- _The problem_: Narrow the data below down to the lines containing "structured".

*** Opening Exercise inputs ***

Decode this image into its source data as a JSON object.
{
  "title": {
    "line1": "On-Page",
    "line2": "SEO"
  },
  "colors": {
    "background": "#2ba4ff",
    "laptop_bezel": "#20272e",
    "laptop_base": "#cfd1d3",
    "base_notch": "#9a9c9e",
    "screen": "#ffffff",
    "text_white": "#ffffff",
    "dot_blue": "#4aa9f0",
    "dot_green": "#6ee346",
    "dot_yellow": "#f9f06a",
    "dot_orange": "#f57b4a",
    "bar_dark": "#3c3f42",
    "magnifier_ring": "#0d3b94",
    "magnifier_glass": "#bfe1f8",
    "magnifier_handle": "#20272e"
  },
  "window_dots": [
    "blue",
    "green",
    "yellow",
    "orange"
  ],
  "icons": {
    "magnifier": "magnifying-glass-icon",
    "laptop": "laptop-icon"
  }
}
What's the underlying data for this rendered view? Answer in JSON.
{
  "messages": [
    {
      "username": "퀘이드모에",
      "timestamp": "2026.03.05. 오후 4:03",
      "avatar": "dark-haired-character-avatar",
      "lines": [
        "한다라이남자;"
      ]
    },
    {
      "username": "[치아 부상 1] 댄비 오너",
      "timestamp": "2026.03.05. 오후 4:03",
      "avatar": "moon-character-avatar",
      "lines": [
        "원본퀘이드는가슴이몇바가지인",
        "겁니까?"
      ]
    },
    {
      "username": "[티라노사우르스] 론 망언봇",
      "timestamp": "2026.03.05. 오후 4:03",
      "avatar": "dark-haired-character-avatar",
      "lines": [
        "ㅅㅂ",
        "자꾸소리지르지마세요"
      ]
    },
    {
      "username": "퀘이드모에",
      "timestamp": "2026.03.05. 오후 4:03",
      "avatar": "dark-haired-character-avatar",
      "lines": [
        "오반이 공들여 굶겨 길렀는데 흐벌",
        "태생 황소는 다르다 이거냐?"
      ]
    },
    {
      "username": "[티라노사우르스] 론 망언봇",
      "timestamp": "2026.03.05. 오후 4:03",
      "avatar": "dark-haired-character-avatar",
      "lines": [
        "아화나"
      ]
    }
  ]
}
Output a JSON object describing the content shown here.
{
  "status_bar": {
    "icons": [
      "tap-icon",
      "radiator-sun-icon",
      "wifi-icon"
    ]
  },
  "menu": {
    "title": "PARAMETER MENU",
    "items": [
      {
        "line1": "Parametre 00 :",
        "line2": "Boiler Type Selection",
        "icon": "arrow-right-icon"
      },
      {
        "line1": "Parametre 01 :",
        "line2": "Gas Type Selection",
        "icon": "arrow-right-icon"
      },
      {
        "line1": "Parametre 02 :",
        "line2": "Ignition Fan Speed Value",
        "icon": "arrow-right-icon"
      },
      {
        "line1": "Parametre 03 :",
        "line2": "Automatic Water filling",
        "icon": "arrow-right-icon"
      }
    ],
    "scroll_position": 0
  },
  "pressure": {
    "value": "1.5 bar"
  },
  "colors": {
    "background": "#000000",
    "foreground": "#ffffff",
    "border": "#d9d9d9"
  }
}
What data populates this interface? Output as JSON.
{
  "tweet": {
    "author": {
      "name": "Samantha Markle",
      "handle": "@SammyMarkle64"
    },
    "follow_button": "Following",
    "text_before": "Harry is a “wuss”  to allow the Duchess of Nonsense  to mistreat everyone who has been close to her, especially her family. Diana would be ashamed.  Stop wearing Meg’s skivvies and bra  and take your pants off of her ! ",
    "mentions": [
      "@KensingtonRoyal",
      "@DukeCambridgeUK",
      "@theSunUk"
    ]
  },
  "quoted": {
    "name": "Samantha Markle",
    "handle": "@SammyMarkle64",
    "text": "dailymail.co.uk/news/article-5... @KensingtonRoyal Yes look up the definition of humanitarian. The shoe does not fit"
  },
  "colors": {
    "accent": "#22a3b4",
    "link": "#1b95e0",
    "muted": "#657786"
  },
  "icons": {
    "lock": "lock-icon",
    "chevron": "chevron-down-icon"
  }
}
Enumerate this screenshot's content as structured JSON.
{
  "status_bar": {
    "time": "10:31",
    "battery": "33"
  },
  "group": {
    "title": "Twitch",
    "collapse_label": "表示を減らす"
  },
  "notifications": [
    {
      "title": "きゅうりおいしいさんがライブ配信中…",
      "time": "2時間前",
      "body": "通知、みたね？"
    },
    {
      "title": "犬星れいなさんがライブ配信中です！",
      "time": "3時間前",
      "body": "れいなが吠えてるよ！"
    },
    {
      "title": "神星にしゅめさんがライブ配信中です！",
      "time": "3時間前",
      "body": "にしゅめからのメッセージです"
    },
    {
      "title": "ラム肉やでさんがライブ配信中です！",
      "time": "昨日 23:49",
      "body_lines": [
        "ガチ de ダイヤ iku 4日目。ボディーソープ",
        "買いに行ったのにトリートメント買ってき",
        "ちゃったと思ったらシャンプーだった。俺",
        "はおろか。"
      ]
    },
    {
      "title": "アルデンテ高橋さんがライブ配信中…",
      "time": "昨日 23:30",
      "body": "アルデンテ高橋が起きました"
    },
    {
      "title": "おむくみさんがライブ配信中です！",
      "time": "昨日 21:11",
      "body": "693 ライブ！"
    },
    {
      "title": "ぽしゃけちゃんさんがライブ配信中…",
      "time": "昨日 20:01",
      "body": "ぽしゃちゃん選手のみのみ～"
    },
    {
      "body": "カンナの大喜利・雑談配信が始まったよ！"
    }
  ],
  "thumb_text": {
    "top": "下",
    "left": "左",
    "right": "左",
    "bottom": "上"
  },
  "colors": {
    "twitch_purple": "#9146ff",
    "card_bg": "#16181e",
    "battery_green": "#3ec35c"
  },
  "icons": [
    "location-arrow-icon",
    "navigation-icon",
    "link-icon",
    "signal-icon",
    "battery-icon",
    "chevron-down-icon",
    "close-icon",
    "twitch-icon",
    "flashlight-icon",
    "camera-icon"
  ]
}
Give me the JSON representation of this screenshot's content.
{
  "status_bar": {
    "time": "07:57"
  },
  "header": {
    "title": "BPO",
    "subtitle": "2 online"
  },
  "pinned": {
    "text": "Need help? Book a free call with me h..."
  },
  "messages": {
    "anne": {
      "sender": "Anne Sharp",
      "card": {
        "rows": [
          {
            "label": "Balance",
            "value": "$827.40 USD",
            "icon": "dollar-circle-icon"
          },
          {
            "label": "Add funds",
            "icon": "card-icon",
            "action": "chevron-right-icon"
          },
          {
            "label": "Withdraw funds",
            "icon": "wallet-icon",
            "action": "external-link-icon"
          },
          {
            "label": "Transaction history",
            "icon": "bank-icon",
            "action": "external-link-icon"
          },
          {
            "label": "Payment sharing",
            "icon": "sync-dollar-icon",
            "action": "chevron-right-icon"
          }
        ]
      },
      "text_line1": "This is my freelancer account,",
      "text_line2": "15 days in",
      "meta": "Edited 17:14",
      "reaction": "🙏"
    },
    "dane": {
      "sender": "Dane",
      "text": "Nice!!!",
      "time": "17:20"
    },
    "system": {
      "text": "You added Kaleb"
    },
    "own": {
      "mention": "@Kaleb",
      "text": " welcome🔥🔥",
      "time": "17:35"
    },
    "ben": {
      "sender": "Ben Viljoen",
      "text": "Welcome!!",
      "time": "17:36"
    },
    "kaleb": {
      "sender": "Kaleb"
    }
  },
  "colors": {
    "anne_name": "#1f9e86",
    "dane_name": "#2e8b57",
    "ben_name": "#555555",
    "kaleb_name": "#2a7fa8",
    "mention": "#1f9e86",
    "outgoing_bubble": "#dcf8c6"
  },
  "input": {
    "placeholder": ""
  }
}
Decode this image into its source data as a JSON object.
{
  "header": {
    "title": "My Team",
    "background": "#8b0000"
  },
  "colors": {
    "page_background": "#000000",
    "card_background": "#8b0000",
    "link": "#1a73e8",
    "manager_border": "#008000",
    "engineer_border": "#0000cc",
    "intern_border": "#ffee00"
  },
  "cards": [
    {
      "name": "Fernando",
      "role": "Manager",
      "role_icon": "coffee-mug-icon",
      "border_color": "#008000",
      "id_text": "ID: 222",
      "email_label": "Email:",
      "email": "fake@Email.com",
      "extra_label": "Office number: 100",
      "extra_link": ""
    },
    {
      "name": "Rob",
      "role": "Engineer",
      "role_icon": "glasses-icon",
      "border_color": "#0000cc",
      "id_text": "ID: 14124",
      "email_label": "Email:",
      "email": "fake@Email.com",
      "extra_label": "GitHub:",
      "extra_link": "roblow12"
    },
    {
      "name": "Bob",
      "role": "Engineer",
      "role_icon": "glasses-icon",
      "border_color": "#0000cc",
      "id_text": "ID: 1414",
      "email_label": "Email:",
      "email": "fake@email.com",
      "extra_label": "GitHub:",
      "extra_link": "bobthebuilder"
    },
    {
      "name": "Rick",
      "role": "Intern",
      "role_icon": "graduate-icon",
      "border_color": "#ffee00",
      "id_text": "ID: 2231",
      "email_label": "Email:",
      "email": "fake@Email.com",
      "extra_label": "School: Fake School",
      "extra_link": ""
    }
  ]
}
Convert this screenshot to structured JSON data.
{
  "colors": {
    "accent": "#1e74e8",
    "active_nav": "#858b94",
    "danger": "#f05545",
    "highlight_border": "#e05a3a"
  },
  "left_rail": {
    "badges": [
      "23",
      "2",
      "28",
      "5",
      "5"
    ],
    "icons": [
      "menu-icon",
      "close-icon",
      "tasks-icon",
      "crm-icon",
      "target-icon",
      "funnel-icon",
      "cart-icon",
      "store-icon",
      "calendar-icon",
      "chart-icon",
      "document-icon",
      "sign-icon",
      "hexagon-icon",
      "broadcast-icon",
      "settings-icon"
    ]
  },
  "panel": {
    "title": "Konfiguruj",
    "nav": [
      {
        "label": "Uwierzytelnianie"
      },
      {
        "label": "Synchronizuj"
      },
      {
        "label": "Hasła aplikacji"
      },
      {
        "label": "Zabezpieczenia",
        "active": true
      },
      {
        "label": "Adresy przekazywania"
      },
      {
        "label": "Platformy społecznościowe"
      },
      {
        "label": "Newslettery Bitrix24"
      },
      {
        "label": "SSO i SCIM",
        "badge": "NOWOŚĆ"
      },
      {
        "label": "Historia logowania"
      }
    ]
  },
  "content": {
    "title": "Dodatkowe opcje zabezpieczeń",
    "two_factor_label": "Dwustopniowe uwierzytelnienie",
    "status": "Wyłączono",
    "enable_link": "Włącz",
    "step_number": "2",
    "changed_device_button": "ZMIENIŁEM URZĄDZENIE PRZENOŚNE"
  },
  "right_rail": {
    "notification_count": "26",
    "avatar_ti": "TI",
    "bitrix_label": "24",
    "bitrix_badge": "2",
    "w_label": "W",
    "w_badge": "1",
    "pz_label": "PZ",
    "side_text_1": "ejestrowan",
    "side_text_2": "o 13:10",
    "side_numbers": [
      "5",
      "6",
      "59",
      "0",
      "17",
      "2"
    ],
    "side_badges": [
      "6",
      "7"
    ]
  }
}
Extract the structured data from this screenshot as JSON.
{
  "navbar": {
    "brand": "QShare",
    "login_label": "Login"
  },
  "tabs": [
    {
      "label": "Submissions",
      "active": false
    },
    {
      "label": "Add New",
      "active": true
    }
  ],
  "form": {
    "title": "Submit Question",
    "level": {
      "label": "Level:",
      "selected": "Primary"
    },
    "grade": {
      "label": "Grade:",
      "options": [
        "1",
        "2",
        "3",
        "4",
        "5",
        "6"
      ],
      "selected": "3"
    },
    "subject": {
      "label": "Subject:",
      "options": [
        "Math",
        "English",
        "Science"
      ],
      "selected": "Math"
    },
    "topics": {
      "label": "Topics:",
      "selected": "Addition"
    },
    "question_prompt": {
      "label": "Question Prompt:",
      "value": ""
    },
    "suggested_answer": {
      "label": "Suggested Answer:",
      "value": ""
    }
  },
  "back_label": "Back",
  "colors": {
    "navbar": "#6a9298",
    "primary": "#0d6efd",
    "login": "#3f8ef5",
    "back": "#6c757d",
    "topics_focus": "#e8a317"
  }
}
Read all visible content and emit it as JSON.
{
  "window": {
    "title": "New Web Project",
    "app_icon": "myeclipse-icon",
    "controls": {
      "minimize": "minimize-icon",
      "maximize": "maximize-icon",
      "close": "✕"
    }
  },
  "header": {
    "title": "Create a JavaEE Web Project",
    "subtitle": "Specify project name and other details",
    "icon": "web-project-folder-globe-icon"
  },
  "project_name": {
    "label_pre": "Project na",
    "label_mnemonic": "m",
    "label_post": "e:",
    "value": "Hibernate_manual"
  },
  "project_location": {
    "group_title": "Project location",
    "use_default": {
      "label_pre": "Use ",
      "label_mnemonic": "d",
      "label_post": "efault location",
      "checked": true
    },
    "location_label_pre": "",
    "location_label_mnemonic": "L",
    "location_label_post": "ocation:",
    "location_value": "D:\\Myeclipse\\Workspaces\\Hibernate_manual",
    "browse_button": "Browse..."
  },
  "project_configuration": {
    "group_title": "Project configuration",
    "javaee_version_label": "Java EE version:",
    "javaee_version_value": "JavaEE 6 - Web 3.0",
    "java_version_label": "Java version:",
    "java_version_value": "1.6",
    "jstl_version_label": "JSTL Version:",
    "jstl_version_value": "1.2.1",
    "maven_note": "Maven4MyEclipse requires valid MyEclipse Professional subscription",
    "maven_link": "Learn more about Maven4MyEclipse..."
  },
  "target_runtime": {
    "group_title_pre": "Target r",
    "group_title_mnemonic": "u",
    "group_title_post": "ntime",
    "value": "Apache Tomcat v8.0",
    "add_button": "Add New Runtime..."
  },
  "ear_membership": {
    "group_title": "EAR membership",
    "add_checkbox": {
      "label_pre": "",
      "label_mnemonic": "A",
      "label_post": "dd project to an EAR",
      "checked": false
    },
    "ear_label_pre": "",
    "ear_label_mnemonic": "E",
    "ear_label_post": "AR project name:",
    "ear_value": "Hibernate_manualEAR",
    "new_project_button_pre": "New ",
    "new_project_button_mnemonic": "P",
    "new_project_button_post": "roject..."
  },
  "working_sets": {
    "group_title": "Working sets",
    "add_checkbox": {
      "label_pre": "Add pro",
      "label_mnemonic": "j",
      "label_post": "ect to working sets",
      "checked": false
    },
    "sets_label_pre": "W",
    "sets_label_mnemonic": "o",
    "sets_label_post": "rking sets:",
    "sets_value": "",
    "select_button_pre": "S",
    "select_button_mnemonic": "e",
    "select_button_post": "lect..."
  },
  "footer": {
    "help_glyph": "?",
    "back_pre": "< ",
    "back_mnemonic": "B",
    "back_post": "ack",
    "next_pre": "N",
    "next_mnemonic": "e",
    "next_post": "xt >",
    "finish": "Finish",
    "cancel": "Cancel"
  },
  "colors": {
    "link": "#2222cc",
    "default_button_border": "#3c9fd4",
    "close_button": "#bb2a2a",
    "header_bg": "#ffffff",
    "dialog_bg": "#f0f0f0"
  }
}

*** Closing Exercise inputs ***

- _Written solution_:
Enumerate this screenshot's content as structured JSON.
Convert this screenshot to structured JSON data.
Extract the structured data from this screenshot as JSON.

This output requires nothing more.